### Task description
Your result will be the set of lines with "podle", copied from the material below.

### Supplied material

· · · · · · ·

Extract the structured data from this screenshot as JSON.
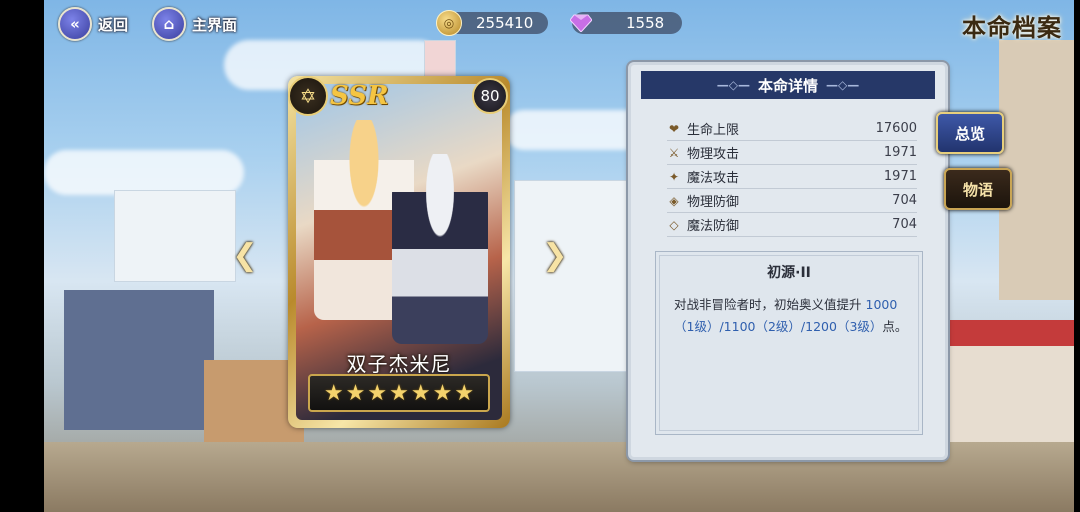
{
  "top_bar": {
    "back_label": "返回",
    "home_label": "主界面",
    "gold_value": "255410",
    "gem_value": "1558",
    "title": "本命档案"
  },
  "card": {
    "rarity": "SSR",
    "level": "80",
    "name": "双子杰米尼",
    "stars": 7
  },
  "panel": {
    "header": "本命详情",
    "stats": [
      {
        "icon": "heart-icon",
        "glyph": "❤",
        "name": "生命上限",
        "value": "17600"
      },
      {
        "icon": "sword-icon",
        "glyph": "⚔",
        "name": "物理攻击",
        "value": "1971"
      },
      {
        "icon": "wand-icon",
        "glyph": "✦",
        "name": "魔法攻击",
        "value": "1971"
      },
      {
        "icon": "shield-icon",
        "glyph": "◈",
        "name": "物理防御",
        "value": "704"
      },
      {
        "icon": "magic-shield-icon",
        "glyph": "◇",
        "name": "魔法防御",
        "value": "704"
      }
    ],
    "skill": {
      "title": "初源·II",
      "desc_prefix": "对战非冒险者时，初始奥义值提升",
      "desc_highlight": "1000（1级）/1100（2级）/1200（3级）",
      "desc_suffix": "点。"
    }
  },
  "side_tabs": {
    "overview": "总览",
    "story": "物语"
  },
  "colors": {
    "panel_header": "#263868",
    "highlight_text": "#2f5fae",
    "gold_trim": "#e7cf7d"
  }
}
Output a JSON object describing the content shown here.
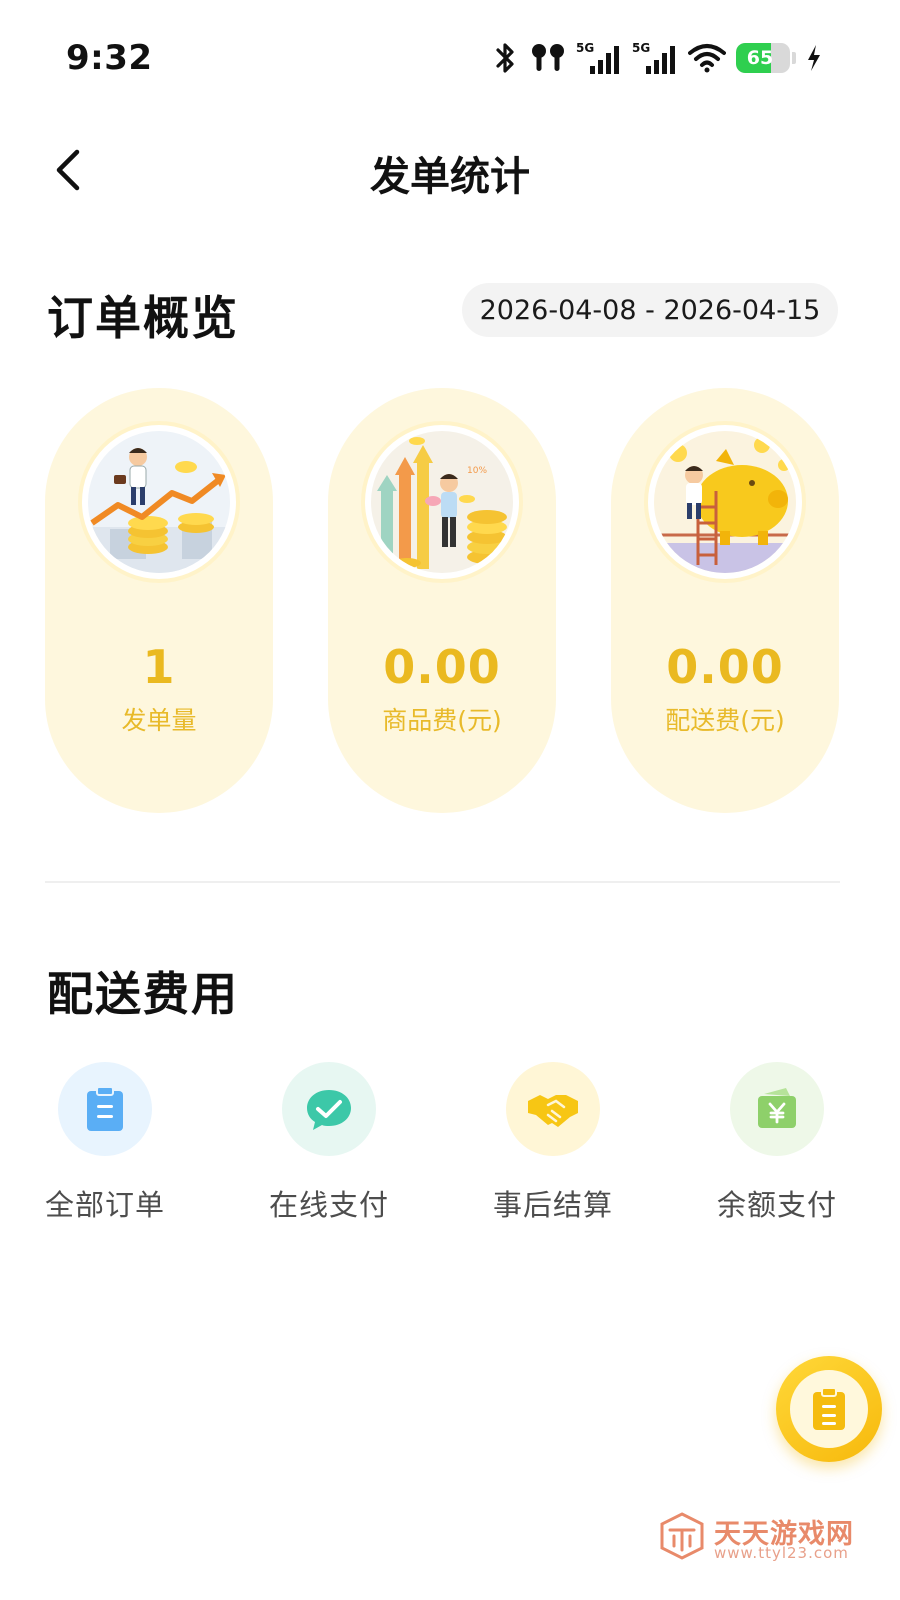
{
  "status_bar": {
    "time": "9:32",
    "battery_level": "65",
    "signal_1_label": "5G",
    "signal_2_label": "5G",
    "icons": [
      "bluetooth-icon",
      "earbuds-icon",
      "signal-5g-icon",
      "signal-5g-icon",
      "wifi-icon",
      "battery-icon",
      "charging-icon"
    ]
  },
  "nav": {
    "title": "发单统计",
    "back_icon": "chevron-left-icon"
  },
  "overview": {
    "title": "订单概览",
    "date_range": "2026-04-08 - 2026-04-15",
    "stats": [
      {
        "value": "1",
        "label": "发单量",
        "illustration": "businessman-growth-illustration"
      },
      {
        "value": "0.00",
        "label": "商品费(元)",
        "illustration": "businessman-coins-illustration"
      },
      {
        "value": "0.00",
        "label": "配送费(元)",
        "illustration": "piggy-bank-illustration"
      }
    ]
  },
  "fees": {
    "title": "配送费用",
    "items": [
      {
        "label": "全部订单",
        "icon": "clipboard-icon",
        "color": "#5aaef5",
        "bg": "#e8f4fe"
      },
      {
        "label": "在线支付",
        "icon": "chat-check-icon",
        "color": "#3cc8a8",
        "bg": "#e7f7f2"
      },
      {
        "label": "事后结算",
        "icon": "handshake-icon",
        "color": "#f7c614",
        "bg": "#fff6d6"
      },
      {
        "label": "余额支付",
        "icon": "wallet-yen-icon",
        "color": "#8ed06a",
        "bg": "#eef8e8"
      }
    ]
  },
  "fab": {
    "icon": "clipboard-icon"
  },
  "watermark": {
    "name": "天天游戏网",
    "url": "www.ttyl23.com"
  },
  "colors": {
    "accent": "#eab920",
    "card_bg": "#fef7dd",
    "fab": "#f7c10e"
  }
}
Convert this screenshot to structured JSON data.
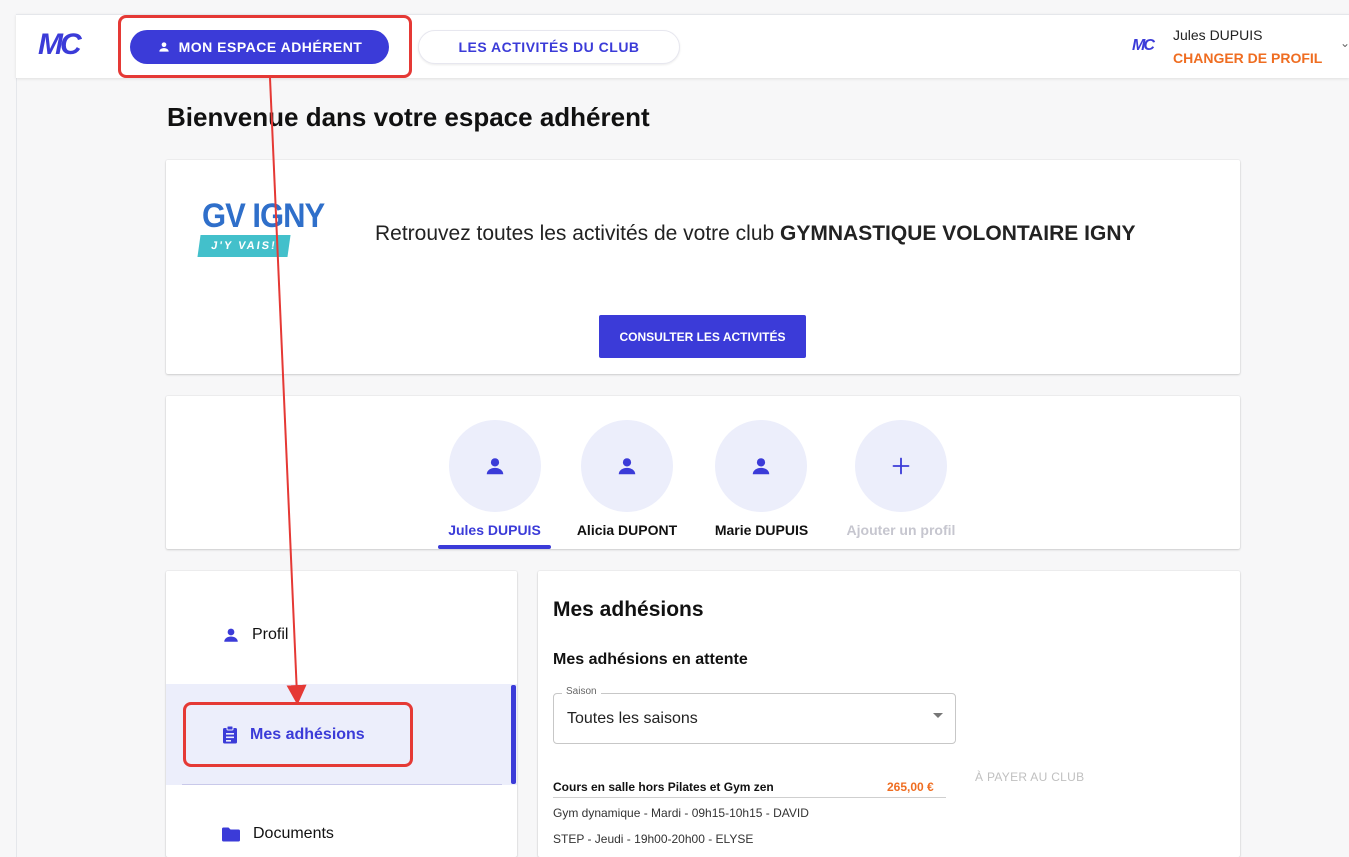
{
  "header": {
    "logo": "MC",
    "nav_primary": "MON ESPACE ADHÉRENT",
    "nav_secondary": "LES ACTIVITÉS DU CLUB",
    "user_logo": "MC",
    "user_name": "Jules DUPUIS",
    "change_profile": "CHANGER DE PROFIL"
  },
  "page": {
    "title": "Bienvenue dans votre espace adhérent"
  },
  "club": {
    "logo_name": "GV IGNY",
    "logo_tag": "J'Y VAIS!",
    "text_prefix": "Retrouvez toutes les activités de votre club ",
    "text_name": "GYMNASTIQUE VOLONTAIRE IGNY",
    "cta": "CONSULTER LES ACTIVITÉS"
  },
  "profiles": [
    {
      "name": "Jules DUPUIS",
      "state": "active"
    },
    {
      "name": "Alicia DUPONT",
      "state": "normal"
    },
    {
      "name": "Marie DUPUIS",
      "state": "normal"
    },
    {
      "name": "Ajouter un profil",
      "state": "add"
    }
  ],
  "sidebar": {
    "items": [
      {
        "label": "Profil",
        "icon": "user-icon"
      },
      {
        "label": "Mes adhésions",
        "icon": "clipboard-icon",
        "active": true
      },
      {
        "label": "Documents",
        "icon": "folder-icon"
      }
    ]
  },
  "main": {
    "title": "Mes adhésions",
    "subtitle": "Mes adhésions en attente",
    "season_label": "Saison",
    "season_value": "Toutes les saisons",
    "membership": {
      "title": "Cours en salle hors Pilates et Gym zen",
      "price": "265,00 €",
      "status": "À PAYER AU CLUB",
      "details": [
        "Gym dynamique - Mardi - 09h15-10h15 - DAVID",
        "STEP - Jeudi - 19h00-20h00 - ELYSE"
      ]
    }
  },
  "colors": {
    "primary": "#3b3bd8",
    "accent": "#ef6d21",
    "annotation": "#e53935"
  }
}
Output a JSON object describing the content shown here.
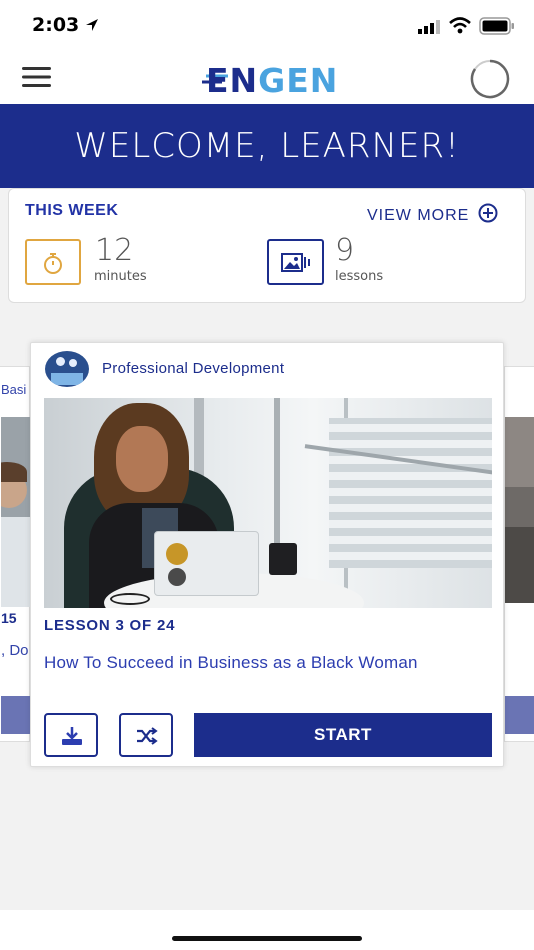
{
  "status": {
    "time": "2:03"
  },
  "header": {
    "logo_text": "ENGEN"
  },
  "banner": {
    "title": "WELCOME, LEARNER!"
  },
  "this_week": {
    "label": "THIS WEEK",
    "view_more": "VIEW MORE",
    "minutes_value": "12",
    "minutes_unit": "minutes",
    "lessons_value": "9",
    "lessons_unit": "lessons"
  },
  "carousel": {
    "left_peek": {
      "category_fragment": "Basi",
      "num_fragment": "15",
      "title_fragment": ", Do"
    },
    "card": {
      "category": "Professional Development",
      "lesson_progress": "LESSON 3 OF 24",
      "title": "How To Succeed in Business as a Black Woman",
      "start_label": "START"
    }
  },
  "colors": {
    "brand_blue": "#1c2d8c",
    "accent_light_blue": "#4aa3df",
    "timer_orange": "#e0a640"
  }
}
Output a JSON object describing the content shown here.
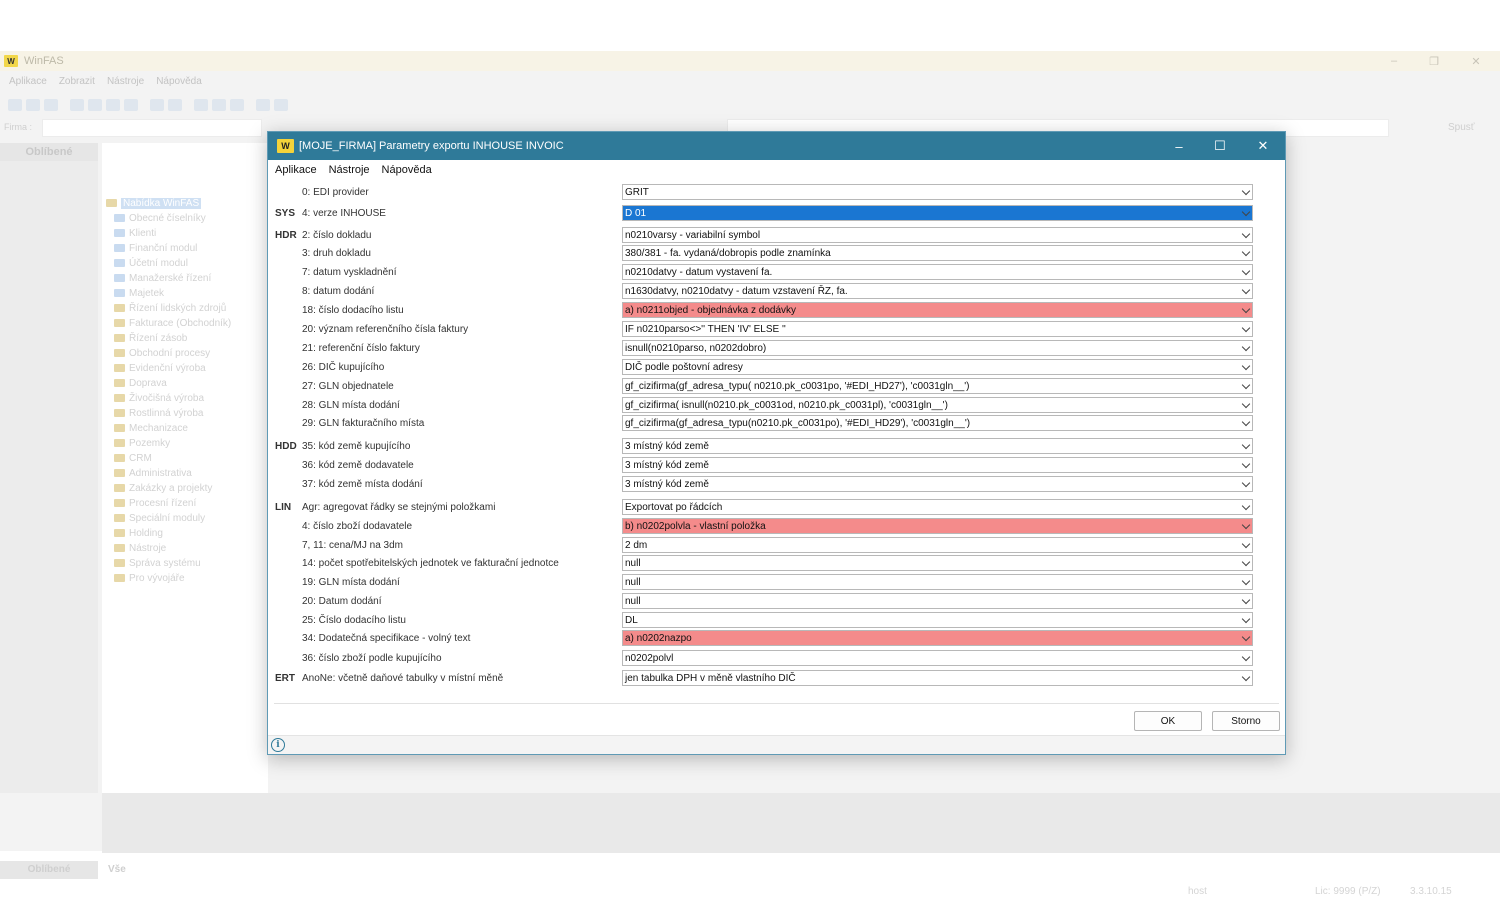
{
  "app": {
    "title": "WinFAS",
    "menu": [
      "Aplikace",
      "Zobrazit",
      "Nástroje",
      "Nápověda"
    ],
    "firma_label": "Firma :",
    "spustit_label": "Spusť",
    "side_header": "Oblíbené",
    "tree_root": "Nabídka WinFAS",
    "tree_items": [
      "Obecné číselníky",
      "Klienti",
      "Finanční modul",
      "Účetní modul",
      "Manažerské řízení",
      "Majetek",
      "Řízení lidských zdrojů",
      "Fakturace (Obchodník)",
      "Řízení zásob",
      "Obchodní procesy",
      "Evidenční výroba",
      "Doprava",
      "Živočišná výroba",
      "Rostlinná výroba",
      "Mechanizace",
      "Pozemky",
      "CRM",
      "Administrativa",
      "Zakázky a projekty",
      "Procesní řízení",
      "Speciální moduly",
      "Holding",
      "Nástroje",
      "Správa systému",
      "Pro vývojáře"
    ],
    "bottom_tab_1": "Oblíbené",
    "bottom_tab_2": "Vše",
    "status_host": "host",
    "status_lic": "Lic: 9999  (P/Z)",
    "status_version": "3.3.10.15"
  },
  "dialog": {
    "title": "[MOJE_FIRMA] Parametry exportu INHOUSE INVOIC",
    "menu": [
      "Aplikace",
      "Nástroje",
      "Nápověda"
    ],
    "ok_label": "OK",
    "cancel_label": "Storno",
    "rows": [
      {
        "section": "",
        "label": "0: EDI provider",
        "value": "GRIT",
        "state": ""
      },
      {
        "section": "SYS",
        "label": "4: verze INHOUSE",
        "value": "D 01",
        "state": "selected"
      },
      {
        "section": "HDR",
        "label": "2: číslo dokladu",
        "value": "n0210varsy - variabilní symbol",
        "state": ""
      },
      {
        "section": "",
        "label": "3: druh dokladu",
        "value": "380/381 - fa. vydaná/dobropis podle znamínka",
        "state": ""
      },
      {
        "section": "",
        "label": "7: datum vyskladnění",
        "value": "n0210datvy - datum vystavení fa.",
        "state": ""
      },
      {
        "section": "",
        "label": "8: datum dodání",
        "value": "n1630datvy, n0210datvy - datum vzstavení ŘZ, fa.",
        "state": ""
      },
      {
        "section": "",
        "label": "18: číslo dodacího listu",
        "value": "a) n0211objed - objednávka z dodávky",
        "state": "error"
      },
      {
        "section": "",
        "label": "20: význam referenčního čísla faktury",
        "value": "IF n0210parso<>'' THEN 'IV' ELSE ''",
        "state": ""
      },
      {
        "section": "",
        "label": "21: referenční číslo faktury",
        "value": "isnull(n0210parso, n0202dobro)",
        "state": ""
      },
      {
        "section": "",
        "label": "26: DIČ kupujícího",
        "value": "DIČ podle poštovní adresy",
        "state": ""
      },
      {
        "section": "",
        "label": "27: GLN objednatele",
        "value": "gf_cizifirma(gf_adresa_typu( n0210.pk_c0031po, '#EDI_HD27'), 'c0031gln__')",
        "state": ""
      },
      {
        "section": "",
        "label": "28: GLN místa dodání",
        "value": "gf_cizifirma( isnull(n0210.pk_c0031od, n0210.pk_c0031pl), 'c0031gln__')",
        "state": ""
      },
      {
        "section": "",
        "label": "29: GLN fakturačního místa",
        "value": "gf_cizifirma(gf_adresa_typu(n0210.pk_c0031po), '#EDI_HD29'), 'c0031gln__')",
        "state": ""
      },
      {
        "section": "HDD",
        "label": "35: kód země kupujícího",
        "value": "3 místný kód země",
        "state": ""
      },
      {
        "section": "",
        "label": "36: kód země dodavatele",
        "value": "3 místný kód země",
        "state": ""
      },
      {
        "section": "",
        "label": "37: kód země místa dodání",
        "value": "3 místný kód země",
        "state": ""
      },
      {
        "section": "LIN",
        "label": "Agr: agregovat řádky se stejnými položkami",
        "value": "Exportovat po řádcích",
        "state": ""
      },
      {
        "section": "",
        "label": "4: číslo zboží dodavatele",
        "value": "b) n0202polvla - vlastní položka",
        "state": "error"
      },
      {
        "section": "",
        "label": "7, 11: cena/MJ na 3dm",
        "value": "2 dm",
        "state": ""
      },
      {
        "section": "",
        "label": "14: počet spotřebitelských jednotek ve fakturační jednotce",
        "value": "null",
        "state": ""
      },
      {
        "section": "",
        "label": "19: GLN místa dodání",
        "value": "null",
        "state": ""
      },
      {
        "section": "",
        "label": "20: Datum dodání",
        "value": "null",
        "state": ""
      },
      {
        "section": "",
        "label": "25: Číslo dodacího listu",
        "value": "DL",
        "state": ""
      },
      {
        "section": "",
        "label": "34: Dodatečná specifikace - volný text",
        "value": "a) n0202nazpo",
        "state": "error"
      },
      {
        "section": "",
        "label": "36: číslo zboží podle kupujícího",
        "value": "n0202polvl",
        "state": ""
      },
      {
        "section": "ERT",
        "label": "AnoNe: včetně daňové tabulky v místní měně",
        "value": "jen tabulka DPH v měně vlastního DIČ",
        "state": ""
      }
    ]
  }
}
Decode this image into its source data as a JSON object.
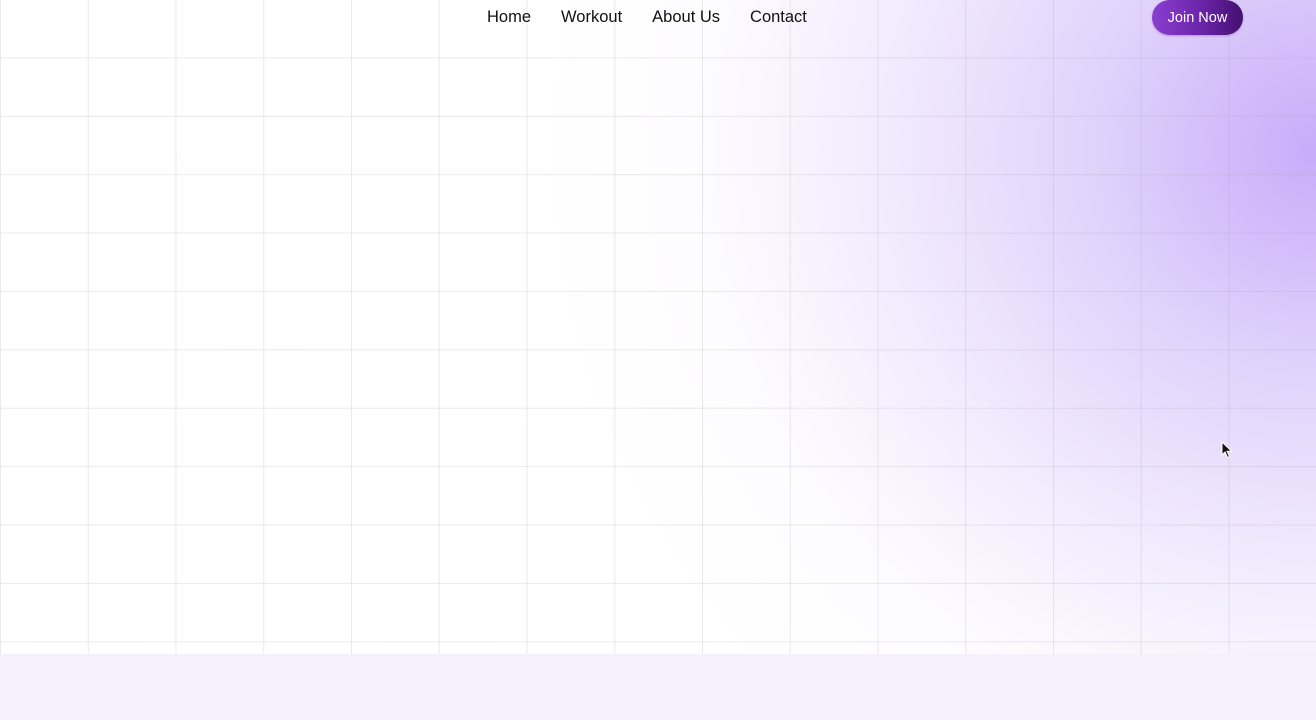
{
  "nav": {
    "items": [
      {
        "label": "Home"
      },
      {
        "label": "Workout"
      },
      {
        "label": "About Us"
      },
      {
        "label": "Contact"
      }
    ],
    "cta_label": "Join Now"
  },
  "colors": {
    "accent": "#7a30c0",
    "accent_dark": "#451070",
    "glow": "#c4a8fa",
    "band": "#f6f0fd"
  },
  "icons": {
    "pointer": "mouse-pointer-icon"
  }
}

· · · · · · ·

### Result of the task
        "value": "380/381 - fa. vydaná/dobropis podle znamínka",
        "value": "DIČ podle poštovní adresy",
        "label": "36: číslo zboží podle kupujícího",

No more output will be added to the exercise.